For this week’s blog, I’ll go over a very interesting coaching call I had 🙂
Last week, I told you that I finally had my first sales with the free traffic strategy for Facebook, but I still wasn’t completely happy with the conversations that lead to those sales…
Feedback on successful FB conversation
I had learned that the best way to have a conversation with someone is to make it as personal as you can. That way, the person that you’re talking to can better know, like and trust you which, in turn, leads to a better relationship and thus a higher chance that that person will take you up on your offer to help them 🙂
However, some of my conversations that lead to a sale weren’t really personal at all… They were actually very business-like and to the point (but I at least applied ARQ correctly!). So I wanted to know what I could have done differently to make such a conversation more personal.
It turns out that I can still easily turn those conversations around and make it more personal! After all, the conversation doesn’t end after someone bought the product you’re offering! You should always follow up!
For example, my conversation from Facebook challenge I wrote about in my previous blog. During this conversation I sold a copy of the Iceberg Effect book. Of course I’m interested what the person who bought it thinks of the book, so my follow up is to first ask whether that person has had a chance to read it yet. Once that person has read the book, I can continue the conversation and make it more personal. For example, I asked something like “Once you have that clarity, what do you want to achieve?”
Asking that question can really open up the conversation and will hopefully also allow your customer to open up to you!
Btw, I can ask this because I already knew that this person lacked clarity on what exactly affiliate marketing is. The Iceberg Effect book should have given him complete clarity on what he needs to do to become successful 🙂
What to do if people aren’t a qualified prospect?
It can, of course, happen that you’re having a conversation with someone and quickly realise that this person will not be someone you can help with your product. If that’s the case, you don’t want to “waste” your precious time by keeping up a long conversation with them.
When that happens you need a nice and polite way to end that conversation.
So far, there have been three different cases for which I needed to end the conversation:
1. The person already has lots and lots of experience
2. The person wants to sell me something
3. The person has just joined another program
It has happened to me multiple times that I started a conversation with someone, asking them if they are an affiliate marketer as well, and that the first response I got was “Yes I am, how can I help you?”. This already pretty much implies that they are experienced and wouldn’t benefit from what I’m offering.
To politely say that I don’t need their help I usually say something like this: “Nice to hear! And thanks for your offer :-). However, I was just going to ask you the same thing!”
Some people I message will offer me their own products or programs right from the very first reply they give. These are also usually people who don’t need your help and sometimes will even really push their product on you. Not really the kind of people you should spend your time on.
When I want to end such a conversation I usually say this: “Thanks for the offer, but I’m very content and satisfied with what I’m currently doing online. However, it’s been great to connect with you and I wish you all the best”.

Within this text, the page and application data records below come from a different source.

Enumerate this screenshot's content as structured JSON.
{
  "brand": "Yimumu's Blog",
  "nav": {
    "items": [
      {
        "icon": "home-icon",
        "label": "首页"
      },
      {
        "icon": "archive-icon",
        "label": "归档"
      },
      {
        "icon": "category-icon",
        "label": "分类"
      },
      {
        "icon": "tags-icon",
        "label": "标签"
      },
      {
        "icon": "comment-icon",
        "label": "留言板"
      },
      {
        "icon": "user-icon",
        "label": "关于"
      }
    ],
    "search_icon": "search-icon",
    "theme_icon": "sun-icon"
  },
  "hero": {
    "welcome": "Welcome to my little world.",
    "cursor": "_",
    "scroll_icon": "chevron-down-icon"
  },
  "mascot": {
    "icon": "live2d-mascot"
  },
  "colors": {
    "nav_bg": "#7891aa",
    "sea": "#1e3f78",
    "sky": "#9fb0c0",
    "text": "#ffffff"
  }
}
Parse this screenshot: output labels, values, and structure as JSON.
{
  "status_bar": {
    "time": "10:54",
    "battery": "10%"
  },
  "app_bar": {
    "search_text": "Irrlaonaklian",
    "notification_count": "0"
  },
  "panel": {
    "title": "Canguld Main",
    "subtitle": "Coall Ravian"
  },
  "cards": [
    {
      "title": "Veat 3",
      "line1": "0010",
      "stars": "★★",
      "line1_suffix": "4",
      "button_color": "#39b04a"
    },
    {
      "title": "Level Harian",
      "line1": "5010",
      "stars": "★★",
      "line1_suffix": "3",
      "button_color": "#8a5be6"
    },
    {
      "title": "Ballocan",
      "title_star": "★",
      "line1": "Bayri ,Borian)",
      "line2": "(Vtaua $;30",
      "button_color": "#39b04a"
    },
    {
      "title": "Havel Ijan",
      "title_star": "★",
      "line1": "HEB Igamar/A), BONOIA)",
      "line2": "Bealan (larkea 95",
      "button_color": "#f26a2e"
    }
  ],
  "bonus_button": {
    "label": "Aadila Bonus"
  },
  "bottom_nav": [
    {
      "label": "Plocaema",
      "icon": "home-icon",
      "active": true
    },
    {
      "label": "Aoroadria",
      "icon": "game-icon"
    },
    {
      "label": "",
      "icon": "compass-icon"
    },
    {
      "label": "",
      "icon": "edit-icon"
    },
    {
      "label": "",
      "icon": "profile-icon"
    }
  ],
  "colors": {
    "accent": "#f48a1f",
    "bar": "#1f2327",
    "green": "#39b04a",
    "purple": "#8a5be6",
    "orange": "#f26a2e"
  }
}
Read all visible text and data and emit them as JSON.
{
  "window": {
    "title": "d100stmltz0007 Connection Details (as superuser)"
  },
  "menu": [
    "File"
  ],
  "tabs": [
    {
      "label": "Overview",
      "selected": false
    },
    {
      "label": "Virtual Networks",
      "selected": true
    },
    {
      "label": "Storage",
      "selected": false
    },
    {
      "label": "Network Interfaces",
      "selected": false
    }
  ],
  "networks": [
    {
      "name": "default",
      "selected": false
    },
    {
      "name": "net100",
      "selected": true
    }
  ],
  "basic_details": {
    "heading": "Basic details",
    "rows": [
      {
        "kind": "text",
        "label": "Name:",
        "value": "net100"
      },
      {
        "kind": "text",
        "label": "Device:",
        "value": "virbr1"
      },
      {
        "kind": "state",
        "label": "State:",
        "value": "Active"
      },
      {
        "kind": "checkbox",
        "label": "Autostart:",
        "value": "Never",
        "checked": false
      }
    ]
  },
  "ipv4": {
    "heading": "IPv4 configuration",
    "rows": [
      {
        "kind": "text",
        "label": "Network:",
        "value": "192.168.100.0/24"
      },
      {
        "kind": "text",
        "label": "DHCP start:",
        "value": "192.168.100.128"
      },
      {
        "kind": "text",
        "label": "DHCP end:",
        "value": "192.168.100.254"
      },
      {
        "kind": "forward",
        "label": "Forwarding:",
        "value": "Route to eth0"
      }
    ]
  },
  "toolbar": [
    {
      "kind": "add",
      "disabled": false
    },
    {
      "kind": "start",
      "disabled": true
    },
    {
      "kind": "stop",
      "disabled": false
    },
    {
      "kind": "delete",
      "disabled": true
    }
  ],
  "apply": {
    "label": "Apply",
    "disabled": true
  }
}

In the last case (when someone has just joined another program) you don’t necessarily have to end the conversation in the sense that you should never talk to that person again. Usually, these conversations are great, but it’s just not the right time for me to offer my product to that person because you should always give them a chance to try whatever they’ve already bought first.
I usually just wish them luck and say that it would be great if we could keep in touch and keep each other posted on how things are going. The idea is that you can then touch base with them again at a later time (maybe in 3 months or so) and see how they’re doing. After all, it might be the case that the program they’ve joined has not been working for them at all. This means that they could have suddenly turned in a qualified prospect 🙂
The call ended with something that I thought was really great! James gave everyone on the call the tracker sheet he was using. In this tracker sheet you can keep track of (1) how many people you contact, (2) how many of those people message you back, (3) how many of them are qualified prospects, (4) how many book links you’ve given, (5) how many books have been bought, and (7) in which Facebook groups you found them.
This all gives great insights into which Facebook groups are, for example, very good sources and which ones are not useful at all. Once you have this information you can search for more groups which are similar to your good sources and leave the groups which don’t bring you any sales.
Measurement is the first step that leads to control and eventually to improvement. If you can’t measure something, you can’t understand it. If you can’t understand it, you can’t control it. If you can’t control it, you can’t improve it
It’s great to be able to see that data and see how you will have approved as well, so I’m very excited to start using the tracker!
What would you do if you come across someone on Messenger who is not a qualified prospect for you?
Until next time!